At least one other North American trade partner seems committed to promoting appropriate balance. The recent report on NAFTA negotiating objectives by the Canadian House of Commons Standing Committee on International Trade recommended to “oppose provisions that would reduce its ability to ensure that the Canadian intellectual property regime balances the interests of right holders and users.” This December 2017 report, which summarizes the views of Canadian stakeholders, underscores how many international actors depend on and support the promotion of a balanced copyright system in trade negotiations.
Recent history shows balanced copyright norms can be enshrined in trade agreements
Adopting strong trade norms on copyright exceptions and limitations consistent with U.S. law is eminently feasible. Most recently, this was achieved through article 18.66 of the Trans-Pacific Partnership (TPP), which required signatories to “promote balance in copyright systems including through exceptions and limitations to copyright for legitimate purposes, such as criticism, comment, news reporting, scholarship, and research.” The language of the TPP article 18.66 was consistent with U.S. laws and interests. While Public Knowledge repeatedly criticized the secrecy of those negotiations and warned that several TPP provisions ran the risk of locking in copyright provisions that are long overdue for reform, the specific language on copyright exceptions and limitations was a positive step forward for consumers and internet users. If copyright norms are part of a modernized NAFTA, it should, at a minimum, include similar language.
We remain vigilant
Unfortunately, the entertainment industry — represented by groups like the Recording Industry Association of America (RIAA) — wants to use NAFTA renegotiations to export only one half of the U.S. copyright system: stringent copyright protections without their accompanying exceptions and limitations. This would risk disrupting the delicate balance present in the U.S. copyright system. Paradoxically, in recent years and under the current legal framework in the U.S., this sector has enjoyed solid revenue growth, according to RIAA’s own metrics. By mischaracterizing these facts and the legal safeguards that allow creators to thrive in the digital age, the entertainment industry wants to negate the adoption of balanced international standards and principles that have worked relatively well in the U.S.
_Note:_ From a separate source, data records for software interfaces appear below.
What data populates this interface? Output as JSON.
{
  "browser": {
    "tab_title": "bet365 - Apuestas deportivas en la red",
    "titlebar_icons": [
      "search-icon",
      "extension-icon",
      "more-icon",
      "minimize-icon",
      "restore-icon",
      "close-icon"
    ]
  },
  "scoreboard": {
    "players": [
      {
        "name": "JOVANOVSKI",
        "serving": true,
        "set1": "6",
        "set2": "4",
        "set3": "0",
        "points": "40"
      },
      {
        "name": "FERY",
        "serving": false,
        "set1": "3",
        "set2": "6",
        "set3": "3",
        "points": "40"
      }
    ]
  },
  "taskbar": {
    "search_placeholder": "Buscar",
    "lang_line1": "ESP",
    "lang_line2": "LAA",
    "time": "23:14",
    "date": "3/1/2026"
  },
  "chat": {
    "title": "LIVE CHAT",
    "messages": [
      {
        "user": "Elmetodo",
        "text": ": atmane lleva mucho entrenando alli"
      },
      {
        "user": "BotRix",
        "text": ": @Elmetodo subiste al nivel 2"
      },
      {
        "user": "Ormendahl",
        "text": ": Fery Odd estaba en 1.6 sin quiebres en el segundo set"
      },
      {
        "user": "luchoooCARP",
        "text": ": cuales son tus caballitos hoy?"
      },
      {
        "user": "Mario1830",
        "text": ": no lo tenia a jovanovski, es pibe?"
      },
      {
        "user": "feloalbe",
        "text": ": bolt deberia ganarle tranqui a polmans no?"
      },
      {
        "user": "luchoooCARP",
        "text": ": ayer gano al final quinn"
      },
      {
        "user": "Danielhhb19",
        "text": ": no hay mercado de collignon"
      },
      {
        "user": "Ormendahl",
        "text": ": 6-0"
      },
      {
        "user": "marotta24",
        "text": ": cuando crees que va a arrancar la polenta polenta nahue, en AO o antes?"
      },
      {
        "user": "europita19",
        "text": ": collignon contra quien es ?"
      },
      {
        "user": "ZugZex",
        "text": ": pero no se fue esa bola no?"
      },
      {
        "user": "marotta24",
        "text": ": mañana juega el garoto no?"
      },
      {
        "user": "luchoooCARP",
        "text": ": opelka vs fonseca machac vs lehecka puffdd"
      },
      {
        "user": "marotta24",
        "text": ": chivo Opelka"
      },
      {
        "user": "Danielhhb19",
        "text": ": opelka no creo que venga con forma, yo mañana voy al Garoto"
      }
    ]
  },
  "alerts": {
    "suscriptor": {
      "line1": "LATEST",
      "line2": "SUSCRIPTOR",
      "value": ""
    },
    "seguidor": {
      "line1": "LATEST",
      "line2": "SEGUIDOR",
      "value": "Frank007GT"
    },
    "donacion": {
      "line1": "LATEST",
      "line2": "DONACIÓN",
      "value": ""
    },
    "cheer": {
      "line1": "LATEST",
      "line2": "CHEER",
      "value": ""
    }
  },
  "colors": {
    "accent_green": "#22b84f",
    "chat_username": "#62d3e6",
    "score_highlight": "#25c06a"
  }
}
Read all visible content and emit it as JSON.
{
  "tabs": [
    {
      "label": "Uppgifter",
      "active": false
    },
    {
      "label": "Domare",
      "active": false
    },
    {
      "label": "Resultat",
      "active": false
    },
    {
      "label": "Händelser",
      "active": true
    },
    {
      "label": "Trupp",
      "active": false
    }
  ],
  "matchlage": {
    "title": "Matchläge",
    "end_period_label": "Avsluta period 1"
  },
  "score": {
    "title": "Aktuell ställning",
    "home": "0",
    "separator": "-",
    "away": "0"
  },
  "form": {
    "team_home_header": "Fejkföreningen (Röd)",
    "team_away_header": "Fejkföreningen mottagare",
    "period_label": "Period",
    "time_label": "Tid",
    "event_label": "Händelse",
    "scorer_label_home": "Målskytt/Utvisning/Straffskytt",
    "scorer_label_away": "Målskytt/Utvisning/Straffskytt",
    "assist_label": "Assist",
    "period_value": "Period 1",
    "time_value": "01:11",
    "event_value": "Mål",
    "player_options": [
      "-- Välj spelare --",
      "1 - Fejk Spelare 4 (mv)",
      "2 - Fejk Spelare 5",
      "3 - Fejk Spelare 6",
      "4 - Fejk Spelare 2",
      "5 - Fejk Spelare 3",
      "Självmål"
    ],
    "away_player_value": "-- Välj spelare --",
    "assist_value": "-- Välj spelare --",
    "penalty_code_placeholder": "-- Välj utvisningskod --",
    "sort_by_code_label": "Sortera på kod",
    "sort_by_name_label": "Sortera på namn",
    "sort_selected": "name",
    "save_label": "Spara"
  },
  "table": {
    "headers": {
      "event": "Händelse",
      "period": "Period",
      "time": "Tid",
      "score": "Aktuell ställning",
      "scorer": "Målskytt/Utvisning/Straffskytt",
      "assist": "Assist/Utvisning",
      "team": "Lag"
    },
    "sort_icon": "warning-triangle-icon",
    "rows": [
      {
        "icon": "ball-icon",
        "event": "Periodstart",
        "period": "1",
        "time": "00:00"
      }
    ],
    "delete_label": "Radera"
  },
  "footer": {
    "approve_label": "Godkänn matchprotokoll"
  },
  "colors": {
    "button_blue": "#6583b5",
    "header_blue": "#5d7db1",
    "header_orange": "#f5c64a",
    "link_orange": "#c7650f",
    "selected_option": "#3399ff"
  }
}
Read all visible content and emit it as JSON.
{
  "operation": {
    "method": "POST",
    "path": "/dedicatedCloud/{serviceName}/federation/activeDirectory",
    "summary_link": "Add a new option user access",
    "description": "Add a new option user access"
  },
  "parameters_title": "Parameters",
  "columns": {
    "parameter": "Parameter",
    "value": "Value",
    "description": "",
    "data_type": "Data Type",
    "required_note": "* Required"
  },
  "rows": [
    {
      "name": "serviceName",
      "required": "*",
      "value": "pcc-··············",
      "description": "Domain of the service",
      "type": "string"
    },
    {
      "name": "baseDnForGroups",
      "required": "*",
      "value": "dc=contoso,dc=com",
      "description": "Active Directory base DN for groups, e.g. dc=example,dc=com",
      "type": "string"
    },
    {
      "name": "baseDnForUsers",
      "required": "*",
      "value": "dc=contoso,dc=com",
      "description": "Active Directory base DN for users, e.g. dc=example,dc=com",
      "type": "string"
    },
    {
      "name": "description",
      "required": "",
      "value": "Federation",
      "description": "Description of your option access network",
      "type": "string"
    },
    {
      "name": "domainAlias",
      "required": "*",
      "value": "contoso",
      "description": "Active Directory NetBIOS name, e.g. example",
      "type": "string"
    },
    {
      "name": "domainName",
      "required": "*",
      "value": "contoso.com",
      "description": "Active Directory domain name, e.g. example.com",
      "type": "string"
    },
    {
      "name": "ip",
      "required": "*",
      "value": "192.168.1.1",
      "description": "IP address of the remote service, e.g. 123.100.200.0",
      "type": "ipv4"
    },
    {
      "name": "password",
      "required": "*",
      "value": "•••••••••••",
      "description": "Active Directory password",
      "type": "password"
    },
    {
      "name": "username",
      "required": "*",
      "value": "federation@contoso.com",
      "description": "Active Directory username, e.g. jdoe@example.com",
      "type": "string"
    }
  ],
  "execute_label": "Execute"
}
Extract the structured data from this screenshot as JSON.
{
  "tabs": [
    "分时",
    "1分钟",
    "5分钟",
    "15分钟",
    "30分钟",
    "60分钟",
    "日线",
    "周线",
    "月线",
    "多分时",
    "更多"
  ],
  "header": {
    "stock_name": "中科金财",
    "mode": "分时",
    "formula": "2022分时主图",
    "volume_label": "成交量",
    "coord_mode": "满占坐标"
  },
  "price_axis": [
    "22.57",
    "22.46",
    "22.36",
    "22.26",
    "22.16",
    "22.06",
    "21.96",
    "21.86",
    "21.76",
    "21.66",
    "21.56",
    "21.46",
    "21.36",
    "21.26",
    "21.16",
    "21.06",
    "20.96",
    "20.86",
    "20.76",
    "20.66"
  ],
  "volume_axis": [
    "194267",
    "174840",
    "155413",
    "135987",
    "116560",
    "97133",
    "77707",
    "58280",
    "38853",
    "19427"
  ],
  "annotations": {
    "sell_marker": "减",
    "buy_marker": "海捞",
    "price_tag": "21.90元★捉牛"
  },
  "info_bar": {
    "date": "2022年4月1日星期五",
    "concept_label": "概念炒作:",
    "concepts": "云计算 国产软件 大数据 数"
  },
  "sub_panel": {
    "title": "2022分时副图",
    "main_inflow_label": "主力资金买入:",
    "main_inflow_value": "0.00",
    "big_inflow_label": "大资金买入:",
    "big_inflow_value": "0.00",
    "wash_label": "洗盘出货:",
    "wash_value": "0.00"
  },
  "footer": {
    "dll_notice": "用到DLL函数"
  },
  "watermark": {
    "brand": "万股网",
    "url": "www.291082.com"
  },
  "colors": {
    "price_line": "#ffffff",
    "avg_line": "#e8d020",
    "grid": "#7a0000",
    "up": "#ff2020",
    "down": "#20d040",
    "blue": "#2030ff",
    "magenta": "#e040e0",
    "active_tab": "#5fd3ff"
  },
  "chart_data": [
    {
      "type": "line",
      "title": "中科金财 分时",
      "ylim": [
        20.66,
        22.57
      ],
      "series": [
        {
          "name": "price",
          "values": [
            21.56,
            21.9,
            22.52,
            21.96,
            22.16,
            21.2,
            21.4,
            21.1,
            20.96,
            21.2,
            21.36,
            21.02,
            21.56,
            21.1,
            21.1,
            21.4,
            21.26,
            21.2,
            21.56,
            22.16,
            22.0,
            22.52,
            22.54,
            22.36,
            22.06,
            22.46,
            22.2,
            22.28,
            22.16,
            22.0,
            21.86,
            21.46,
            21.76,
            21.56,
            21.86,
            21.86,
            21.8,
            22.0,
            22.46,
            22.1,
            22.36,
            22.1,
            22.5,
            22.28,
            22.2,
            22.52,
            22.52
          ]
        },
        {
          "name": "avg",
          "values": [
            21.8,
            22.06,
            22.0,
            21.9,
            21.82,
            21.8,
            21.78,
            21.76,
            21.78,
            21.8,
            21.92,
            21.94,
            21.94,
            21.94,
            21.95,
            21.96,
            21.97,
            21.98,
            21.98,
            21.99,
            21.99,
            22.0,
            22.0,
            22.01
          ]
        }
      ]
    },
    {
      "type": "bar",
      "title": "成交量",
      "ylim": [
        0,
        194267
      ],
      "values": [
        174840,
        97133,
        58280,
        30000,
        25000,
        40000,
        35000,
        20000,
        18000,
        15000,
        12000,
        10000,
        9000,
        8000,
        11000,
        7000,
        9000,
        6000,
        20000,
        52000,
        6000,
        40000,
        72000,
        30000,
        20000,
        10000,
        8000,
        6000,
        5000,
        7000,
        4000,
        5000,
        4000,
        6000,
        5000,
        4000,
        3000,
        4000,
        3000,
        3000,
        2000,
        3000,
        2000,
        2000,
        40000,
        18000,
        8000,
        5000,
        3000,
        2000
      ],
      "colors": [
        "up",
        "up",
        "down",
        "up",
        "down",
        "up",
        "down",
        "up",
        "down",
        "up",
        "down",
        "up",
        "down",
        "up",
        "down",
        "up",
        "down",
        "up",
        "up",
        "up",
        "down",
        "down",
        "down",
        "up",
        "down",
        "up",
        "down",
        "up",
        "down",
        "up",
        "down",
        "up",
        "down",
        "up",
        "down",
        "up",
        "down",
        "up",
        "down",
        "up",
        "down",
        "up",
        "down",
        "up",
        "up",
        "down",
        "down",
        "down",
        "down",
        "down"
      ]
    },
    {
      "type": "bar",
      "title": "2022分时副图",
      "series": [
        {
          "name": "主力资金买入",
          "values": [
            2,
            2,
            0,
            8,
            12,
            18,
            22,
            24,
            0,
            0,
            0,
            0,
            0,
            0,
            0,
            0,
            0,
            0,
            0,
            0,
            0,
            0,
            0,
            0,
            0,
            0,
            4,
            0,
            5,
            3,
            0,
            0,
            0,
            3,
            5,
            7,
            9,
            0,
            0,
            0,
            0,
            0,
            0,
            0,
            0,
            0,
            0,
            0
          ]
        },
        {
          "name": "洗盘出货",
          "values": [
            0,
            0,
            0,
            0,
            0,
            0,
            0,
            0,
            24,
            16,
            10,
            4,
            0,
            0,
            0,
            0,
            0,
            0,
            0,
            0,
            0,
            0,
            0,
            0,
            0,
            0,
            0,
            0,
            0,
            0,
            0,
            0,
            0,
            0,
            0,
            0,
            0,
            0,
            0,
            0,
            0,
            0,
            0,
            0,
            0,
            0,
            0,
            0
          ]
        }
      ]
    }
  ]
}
Attempting to accommodate the disproportionate demands of the entertainment industry would make the NAFTA process harder than it already is, for the sake of questionable gains confined to only one sector. Consumers, free speech, and the better part of the U.S. economy that depend on copyright exceptions and limitations would see a key legal safeguard in a diluted digital environment. This is why we continue to follow the NAFTA process closely, reiterating our call for the promotion of mandatory norms on copyright exceptions and limitations.